Further, it’s a lot more work to retaliate than it used to be and it’s not going to change. Whistleblowers’ legal rights have a remarkable congressional mandate – four unanimous approvals since 1978 for rights with increasingly wide scopes and steadily stronger due process teeth. At a minimum, employees who want to defend themselves can force agencies into years of distracting, draining depositions and document releases that also may expose far more than the whistleblower’s original disclosure. And now that the Whistleblower Protection Enhancement Act has passed, employees have a fighting chance to actually win their cases.
Retaliation conflicts are counterproductive for whistleblowers: GAP has worked with over 6,000 whistleblowers since 1977. We routinely advise them that even if they formally prevail, they likely will lose by incurring more scars in the process than from the original reprisal. Litigation war is hell, and even with strong rights it is a long shot to prevail formally.
Intimidation backfires for everyone:
Intimidation clogs the free flow of information for effective government action. The most severe consequence of a chilling effect is when decision makers must fly blind because vital information was suppressed. The 9/11 Commission identified that as a primary cause for the tragedy. Managers must reject a culture of ignorance.
The solution for proper whistleblower treatment is not complicated: Train!
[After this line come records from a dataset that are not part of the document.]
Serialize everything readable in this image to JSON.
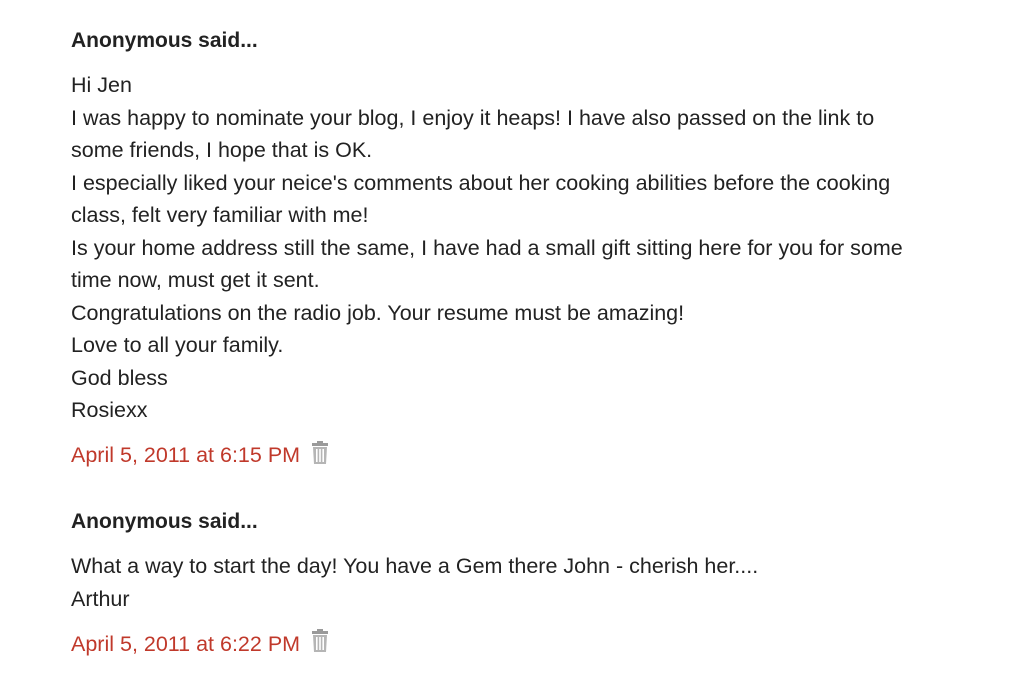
{
  "comments": [
    {
      "author": "Anonymous said...",
      "lines": [
        "Hi Jen",
        "I was happy to nominate your blog, I enjoy it heaps! I have also passed on the link to",
        "some friends, I hope that is OK.",
        "I especially liked your neice's comments about her cooking abilities before the cooking",
        "class, felt very familiar with me!",
        "Is your home address still the same, I have had a small gift sitting here for you for some",
        "time now, must get it sent.",
        "Congratulations on the radio job. Your resume must be amazing!",
        "Love to all your family.",
        "God bless",
        "Rosiexx"
      ],
      "timestamp": "April 5, 2011 at 6:15 PM",
      "delete_icon": "trash-icon"
    },
    {
      "author": "Anonymous said...",
      "lines": [
        "What a way to start the day! You have a Gem there John - cherish her....",
        "Arthur"
      ],
      "timestamp": "April 5, 2011 at 6:22 PM",
      "delete_icon": "trash-icon"
    }
  ],
  "colors": {
    "text": "#222222",
    "link": "#c0392b",
    "icon": "#9a9a9a"
  }
}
Train! Train!
A legal revolution has occurred in recent years, but only a token percentage of agency managers, or even employees, have learned the boundaries of new rights and responsibilities. How many readers know that Controlled Unclassified Information status does not cancel public whistleblowing rights? These types of knowledge gaps must be rectified. Adequate training must include developing a workplace culture of openness and acceptance of whistleblowers as problem solvers. At a minimum, all agencies should participate actively in the Office of Special Counsel program for certification of merit system compliance.
With whistleblower acceptance, lose-lose situations will be replaced by win-wins. Like in private industry, they should be agencies’ main channel for prevention, solution and damage control. Not conflict.